Romney's comments were reported by ABC News, the New York Times, the Wall Street Journal, and others. In each instance, these outlets simply quoted Romney's target for job growth of 500,000-plus per month.
Some context is sorely needed here.
Since 1939, monthly job growth has exceeded 500,000 a grand total of sixteen times, according to BLS. It's happened only five times since the end of the Eisenhower administration: March 1978, April 1978, September 1983, September 1997, and May 2010.
To put that in perspective, monthly job growth that exceeds 500,000 happens with roughly the same frequency as perfect games in baseball, of which there have been 19 since 1900. (Not an exact comparison, of course, but it illustrates the infrequency.)

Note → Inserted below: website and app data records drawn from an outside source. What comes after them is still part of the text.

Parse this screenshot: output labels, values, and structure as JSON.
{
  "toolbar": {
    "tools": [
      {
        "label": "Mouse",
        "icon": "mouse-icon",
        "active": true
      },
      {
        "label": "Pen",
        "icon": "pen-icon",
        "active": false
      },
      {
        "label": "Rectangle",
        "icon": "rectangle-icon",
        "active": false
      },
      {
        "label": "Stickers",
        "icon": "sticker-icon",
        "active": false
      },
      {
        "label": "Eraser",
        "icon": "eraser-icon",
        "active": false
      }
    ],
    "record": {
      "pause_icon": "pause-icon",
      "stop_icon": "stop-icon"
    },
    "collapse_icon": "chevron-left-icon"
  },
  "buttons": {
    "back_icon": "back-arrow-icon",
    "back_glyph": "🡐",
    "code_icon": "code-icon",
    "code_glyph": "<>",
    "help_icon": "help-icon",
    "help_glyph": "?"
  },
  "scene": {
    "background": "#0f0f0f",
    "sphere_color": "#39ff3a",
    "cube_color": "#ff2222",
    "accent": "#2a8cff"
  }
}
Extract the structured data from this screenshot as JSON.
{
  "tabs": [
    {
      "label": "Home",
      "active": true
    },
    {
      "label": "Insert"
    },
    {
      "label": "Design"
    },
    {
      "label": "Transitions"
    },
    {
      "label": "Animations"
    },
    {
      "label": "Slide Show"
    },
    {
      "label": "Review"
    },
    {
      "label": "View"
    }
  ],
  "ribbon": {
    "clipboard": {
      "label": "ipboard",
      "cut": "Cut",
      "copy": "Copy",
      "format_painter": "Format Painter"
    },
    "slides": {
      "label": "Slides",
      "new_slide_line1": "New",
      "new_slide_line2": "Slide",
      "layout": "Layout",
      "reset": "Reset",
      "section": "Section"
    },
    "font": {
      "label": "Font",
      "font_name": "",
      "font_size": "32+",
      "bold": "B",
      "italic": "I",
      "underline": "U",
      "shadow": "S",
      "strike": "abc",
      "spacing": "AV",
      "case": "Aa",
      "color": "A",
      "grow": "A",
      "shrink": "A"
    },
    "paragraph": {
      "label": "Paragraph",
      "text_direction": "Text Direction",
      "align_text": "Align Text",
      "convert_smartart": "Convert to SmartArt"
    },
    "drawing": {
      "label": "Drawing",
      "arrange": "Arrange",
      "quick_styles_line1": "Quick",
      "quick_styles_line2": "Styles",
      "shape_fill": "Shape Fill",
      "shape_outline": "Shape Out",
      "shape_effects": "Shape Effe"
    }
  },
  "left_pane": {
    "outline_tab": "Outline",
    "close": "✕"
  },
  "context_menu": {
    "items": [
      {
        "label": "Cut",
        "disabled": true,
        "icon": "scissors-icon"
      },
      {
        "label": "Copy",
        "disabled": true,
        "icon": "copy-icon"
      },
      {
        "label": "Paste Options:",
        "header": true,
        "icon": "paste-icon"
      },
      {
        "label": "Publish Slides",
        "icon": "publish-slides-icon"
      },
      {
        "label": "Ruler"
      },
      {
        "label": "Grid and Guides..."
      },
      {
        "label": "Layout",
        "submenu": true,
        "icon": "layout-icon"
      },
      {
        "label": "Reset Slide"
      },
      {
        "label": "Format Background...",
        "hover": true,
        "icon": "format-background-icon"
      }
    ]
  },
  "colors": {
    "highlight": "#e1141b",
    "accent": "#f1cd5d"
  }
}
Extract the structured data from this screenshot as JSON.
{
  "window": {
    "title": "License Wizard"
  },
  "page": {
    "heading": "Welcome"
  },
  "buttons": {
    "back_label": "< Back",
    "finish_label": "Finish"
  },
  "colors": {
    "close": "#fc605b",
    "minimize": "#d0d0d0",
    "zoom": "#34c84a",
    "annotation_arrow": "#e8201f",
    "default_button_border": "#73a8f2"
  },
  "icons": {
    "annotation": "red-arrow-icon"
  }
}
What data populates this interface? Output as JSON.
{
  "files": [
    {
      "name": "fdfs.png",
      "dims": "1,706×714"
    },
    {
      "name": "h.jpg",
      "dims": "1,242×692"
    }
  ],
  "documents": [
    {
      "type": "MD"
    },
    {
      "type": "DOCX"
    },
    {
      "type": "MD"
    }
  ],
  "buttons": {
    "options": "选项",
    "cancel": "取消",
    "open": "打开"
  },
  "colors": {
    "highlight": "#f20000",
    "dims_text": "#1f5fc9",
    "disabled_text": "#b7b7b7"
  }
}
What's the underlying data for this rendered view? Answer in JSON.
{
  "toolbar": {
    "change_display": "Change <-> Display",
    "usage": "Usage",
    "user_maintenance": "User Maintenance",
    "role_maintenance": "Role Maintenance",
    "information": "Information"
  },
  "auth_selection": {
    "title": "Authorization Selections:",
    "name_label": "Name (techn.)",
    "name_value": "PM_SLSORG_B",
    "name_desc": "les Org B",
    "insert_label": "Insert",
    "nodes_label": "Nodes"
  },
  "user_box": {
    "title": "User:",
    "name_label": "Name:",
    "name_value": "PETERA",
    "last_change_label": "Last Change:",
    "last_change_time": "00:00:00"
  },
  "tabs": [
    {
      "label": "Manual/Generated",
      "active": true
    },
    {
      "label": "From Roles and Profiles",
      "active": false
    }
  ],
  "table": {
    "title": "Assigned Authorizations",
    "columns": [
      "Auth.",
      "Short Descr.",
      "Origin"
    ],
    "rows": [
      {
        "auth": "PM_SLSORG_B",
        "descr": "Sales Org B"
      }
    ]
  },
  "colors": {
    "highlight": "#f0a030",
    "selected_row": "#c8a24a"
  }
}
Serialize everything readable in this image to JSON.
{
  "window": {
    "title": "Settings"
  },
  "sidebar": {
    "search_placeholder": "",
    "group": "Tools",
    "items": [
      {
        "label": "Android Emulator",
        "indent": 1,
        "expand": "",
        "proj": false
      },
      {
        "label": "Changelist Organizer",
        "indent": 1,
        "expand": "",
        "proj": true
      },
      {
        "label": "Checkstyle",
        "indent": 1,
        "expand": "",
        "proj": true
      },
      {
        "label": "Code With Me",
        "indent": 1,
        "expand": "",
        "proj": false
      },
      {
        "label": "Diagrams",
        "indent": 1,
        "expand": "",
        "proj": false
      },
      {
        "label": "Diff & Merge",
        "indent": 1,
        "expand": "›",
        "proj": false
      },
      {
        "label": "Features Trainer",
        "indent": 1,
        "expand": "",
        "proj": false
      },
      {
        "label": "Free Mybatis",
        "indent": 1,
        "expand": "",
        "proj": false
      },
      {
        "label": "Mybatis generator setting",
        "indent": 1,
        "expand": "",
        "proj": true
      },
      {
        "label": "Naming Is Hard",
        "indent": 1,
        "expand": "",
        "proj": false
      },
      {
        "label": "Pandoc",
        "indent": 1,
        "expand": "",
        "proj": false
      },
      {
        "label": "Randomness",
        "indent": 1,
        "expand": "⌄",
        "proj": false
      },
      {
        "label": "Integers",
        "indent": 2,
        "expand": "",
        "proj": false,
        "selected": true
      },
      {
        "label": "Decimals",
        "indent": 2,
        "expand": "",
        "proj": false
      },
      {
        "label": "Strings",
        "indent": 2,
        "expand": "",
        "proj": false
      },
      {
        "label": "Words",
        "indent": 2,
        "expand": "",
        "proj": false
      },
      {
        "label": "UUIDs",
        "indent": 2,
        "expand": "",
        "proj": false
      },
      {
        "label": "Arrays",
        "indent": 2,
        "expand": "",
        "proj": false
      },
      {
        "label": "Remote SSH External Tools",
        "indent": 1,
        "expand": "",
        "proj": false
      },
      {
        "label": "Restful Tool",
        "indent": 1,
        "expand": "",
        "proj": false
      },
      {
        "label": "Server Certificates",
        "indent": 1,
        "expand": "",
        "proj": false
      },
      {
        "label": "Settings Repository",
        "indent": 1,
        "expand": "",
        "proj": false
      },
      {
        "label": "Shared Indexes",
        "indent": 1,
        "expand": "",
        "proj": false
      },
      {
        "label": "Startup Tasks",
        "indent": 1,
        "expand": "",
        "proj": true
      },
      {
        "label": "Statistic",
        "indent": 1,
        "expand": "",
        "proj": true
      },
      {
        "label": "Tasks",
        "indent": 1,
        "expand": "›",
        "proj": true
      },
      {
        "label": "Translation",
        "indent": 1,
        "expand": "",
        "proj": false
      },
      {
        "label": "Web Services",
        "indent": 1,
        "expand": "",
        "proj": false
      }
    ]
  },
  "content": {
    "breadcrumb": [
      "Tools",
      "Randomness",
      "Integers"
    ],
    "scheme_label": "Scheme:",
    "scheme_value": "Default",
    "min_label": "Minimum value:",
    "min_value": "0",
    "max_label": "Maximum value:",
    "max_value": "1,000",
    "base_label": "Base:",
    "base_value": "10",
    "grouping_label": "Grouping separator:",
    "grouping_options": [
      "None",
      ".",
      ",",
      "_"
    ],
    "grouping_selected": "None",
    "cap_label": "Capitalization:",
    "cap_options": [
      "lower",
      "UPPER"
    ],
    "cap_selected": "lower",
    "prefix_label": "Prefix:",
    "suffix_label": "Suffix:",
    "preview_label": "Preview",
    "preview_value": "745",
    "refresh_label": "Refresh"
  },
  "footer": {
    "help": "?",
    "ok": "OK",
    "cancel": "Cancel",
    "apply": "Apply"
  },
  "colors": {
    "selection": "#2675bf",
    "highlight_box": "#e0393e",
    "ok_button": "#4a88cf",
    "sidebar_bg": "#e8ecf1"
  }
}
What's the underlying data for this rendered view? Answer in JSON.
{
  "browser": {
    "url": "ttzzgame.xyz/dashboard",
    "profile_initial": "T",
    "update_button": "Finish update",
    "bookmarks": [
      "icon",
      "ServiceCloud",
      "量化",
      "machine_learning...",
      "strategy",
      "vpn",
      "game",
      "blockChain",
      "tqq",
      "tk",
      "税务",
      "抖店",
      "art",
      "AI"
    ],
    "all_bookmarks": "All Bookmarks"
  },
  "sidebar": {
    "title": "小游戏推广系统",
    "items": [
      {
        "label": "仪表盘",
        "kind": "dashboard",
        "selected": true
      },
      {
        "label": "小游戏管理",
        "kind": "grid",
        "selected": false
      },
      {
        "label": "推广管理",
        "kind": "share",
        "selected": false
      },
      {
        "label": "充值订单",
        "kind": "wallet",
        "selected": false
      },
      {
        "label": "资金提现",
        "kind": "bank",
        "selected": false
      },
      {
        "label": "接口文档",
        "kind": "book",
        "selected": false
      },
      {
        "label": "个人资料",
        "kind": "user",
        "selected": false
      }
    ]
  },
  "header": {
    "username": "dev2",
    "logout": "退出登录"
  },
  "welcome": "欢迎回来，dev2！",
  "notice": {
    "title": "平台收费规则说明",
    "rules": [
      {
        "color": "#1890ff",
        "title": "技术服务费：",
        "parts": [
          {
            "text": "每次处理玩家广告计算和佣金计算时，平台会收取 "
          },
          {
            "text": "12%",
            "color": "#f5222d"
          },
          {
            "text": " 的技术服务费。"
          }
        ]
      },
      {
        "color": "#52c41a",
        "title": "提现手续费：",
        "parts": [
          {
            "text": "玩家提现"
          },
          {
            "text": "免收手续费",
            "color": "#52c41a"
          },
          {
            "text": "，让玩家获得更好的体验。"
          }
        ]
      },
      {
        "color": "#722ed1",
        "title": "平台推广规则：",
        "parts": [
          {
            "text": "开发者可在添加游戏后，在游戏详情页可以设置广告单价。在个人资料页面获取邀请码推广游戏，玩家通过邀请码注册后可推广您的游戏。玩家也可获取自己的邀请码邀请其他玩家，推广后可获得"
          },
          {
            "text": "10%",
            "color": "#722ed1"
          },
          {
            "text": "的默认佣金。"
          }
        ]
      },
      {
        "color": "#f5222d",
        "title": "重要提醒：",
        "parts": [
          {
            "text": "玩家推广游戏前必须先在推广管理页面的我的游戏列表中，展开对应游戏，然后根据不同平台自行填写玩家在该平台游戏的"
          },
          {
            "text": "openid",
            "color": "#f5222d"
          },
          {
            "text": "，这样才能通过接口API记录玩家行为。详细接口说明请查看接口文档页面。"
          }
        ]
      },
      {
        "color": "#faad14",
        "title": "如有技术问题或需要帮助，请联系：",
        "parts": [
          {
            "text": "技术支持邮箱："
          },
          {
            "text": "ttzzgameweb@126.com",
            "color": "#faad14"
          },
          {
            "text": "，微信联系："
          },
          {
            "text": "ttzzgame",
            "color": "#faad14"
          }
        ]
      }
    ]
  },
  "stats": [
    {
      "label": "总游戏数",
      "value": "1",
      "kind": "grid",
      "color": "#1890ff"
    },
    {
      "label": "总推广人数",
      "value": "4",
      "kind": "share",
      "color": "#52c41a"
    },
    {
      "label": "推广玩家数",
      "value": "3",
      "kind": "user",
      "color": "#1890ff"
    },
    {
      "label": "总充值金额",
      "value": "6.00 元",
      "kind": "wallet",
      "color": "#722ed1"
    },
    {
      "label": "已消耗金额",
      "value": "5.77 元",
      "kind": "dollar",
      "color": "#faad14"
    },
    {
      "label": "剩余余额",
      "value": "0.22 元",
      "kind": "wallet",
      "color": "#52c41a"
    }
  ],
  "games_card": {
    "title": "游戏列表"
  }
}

The vanishing rarity of such explosive job creation should have been mentioned when reporting Romney's call for sustained growth at that rate.
Dick Morris's failure to disclose his financial ties to political entities he writes about for The Hill brought sharp criticism from journalism veterans and news ethicists, one of whom accused the Fox News analyst of breaking an "ethical commandment."
The top editor of The Hill, meanwhile, declined to admit that the newspaper or the columnist had done anything wrong, even as media critics called out the paper's failure to police Morris's column.
In a statement to Media Matters, Hugo Gurdon, the editor-in-chief of The Hill, said:
Our comment pages publish opinion pieces from people on the left and the right who are active in partisan politics. We're confident that our readers know this, but we will continue to make additional disclosures where we think this is necessary.
Asked to elaborate further on Morris's specific actions and whether the paper would subject his work to greater scrutiny in the future, editors at The Hill did not respond.
At issue are several instances identified by Media Matters in which Morris, a well-known conservative political consultant, wrote columns for The Hill, but failed to disclose his financial ties to some subjects of the columns.
In one column earlier this month, Morris attacked "RINO Sen. Richard Lugar (Ind.)" for supporting the Law of the Sea Treaty.
The column did not disclose that Morris had headlined a September 2011 fundraiser for Lugar's Republican primary opponent, Richard Mourdock. The Mourdock campaign had also rented Morris's email list in July 2011 for a donation solicitation, which featured an appeal from Morris.
Morris's practice brought criticism from Howard Kurtz on his CNN Reliable Sources program Sunday.
After reading a comment from Gurdon in which the Hill editor said that the paper's readers "are being kept well-informed" about their columnists' potential conflicts of interest, Kurtz commented that those readers "should be kept a little more well-informed."